1- The 2014 Americas Committee for Treatment and Research in Multiple Sclerosis (ACTRIMS)/European Committee for Treatment and Research in Multiple Sclerosis (ECTRIMS) meeting, in Boston, Massachusetts witnessed the first presentation of the phase 3 trial data for daclizumab, a new drug for MS. Daclizumab is a monoclonal antibody that went through a placebo-controlled phase 2 study in the past, with positive results. This phase 3 study was a direct head-to-head comparison with interferon beta-1a, the classical treatment for MS, given once a week by intramuscular injection.

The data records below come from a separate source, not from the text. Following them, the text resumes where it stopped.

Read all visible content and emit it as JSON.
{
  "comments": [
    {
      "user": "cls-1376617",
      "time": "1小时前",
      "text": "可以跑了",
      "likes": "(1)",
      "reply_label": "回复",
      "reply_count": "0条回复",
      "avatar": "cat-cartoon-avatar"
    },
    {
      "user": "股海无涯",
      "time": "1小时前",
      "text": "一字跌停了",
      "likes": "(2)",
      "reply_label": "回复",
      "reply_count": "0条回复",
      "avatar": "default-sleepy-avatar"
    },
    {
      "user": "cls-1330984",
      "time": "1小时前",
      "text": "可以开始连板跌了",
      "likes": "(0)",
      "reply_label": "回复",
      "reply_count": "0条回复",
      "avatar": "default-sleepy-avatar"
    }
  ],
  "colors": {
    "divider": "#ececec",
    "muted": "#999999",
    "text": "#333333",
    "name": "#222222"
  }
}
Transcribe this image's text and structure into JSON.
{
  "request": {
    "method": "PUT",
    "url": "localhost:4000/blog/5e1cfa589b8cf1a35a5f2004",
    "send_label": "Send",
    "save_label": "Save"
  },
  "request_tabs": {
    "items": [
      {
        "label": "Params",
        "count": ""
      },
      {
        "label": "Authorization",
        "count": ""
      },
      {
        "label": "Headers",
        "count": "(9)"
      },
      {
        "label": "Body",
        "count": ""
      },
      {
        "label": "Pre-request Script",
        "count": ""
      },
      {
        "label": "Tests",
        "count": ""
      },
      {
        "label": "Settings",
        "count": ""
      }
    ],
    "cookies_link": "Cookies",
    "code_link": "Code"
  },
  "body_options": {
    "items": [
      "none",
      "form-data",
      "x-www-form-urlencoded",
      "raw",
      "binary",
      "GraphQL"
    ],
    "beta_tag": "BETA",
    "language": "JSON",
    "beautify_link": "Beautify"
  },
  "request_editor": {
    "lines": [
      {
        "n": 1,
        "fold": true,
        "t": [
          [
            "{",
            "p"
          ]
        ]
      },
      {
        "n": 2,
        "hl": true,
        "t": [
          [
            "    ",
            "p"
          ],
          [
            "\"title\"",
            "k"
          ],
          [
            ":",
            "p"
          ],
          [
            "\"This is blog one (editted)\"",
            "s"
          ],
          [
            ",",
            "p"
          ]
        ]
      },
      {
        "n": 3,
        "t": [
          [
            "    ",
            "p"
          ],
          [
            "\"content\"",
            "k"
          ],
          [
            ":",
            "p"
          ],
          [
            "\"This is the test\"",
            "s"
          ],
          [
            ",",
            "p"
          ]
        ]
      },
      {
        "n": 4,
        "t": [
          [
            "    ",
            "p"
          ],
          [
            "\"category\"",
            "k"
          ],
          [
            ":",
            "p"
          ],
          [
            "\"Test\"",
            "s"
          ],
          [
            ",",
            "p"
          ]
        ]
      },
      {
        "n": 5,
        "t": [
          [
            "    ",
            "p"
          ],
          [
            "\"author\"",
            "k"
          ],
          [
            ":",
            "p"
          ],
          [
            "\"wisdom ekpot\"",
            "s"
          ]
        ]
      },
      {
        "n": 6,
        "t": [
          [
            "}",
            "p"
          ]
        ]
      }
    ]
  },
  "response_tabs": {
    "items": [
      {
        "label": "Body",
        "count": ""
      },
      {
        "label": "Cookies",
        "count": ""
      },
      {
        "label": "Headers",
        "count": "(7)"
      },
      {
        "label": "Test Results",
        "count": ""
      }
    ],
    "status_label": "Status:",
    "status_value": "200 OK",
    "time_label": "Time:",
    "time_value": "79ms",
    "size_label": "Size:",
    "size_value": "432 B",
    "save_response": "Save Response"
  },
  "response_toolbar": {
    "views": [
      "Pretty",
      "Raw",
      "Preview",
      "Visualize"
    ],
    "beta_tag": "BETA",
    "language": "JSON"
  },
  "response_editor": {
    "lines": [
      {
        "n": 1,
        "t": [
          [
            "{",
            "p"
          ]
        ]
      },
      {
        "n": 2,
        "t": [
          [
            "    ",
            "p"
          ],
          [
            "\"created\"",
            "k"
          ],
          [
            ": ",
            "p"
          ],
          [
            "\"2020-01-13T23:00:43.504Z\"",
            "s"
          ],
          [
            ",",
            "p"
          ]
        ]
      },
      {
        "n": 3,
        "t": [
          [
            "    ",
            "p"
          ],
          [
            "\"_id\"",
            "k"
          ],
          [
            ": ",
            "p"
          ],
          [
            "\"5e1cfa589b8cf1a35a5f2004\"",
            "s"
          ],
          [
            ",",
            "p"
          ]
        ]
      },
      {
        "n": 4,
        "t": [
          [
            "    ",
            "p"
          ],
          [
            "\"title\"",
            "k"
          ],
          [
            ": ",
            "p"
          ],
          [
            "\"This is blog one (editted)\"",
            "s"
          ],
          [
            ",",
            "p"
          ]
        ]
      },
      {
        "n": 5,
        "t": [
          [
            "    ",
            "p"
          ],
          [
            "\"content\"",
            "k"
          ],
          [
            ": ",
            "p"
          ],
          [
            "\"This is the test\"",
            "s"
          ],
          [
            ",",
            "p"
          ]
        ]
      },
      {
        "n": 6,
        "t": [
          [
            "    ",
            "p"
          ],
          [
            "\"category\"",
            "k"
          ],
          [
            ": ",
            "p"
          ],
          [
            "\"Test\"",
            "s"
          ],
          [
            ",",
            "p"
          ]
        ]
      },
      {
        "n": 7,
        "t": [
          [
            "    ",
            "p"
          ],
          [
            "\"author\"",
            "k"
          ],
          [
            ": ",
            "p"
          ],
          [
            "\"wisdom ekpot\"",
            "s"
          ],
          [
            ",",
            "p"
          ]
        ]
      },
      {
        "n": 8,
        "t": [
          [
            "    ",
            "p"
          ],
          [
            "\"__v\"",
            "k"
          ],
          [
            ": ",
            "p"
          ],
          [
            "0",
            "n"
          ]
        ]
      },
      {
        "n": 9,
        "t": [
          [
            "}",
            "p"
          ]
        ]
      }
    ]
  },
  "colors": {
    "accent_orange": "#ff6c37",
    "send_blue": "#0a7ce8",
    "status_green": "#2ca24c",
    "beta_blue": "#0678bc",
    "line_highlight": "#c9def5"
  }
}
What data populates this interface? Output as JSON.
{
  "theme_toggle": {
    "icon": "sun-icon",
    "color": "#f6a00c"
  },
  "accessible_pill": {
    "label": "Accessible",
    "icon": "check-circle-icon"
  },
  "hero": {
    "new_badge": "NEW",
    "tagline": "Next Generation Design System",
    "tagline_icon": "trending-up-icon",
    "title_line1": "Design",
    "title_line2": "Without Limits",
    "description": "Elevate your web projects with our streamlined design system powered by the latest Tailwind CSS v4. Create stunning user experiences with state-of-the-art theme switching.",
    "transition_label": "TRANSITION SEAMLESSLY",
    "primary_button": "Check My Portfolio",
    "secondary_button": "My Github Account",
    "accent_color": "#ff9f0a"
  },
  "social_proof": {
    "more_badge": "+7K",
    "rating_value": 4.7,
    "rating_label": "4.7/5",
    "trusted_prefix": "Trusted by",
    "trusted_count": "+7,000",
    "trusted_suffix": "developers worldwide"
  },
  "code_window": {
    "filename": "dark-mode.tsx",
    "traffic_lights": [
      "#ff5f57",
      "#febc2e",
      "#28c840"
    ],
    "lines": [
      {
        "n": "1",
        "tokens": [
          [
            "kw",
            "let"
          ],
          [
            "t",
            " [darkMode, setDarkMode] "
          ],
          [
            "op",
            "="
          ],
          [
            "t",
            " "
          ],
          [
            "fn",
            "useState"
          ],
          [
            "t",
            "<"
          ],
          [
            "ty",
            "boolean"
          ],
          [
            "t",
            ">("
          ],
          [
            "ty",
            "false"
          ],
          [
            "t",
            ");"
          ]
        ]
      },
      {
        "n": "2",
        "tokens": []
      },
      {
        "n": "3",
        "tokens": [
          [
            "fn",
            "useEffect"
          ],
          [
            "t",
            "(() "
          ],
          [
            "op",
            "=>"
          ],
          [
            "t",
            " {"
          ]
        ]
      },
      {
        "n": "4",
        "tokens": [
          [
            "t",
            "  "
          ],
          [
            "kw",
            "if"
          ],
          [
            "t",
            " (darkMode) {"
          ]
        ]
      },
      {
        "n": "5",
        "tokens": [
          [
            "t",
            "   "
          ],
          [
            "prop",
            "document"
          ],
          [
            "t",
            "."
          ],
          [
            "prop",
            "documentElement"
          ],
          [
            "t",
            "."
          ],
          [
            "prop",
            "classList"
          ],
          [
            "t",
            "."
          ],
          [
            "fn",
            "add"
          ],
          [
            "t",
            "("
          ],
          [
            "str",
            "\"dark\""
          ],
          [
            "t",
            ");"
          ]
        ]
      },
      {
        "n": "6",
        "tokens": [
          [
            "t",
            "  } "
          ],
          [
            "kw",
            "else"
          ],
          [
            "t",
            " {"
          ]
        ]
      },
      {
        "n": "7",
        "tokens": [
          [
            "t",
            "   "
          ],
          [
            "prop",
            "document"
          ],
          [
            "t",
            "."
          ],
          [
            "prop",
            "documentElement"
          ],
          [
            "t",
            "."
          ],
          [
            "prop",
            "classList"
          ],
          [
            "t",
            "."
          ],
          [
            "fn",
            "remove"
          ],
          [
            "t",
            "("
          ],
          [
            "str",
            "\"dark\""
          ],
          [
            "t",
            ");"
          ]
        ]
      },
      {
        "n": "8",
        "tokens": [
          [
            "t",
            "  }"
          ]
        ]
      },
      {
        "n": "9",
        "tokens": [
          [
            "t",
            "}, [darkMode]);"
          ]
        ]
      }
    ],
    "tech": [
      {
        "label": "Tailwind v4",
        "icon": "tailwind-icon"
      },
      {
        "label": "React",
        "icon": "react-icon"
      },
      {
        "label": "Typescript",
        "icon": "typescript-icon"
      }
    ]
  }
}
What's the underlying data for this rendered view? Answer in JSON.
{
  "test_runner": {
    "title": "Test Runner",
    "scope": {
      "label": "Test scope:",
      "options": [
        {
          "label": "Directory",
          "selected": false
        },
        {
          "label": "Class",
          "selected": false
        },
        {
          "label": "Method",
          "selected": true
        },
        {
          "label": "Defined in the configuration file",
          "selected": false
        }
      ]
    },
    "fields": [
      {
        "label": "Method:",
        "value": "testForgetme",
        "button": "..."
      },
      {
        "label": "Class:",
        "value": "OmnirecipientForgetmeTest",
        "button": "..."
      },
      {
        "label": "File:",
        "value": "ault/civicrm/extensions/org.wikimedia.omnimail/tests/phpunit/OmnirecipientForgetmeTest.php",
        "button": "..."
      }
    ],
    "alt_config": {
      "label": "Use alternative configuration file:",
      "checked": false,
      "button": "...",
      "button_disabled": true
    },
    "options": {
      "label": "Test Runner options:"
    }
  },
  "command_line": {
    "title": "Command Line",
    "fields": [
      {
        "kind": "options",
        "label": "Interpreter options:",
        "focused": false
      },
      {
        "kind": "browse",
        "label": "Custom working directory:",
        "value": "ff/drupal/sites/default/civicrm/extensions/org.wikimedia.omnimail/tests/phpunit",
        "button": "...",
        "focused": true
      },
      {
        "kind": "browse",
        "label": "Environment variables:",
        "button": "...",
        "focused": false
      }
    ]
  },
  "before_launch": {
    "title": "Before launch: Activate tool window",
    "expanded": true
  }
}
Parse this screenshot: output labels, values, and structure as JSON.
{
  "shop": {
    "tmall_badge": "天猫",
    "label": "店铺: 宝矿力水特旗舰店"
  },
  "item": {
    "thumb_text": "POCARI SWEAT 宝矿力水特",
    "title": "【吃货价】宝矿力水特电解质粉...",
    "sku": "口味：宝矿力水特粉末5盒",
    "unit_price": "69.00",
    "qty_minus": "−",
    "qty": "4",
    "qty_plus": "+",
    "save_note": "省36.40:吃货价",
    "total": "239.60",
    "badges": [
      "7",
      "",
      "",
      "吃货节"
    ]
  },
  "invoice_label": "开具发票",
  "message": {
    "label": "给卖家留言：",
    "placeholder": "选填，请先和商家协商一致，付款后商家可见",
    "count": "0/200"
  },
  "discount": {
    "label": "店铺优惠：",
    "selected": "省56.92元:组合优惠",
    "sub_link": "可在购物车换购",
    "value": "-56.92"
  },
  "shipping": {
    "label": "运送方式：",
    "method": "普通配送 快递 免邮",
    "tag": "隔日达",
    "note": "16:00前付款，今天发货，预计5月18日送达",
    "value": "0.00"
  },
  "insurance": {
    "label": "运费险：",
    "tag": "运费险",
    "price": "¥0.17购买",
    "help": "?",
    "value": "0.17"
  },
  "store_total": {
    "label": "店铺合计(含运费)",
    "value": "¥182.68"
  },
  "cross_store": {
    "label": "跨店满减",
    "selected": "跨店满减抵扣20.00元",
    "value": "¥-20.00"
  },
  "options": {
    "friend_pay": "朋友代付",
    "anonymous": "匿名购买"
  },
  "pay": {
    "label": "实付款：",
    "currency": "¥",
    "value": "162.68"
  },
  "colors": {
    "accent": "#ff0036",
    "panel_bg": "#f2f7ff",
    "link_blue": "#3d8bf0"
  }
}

This trial’s results were positive. Even though daclizumab was compared head-to-head against an existing, approved treatment, this new monoclonal antibody proved to be superior on all of the main outcome endpoints in terms of preventing relapses; preventing MRI lesions of MS; and even one of the disability metrics, preventing the accumulation of disability. Daclizumab is injected subcutaneously (under the skin) once a month.
2- Preliminary data show that there are at least a couple of different genera of bacteria that are different in the gut of MS patients compared with healthy controls. A bug called Methanobrevibacteriaceae was found to be enriched in the gut of MS patients and seems to have immunoproliferative properties that promote inflammation. Additionally, the population of Butyricimonas bacteria was noted to be low in MS patients compared with healthy controls. This is an interesting result because these bacteria produce butyrate, which is thought to be immunosuppressive, but repeating this study in a larger cohort is needed to ensure the reliability of these observations. So it seems that these experiments initially support thenotion that the gut in MS patients contains bugs that drive inflammation and are low in the types of bacteria that control inflammation. This is consistent with work in rheumatoid arthritis and inflammatory bowel disease.
3- One persistent question that has always puzzled scientists is whether MS begins in the peripheral immune system or in the brain. An enormous progress in the understanding of this disease has been recently underscored, as scientists were able to explain how MS begins in the periphery and moves on from there. This finding may constitute a paradigm shift in how MS pathophysiology is understood and paves the way for future research and the development of new medications.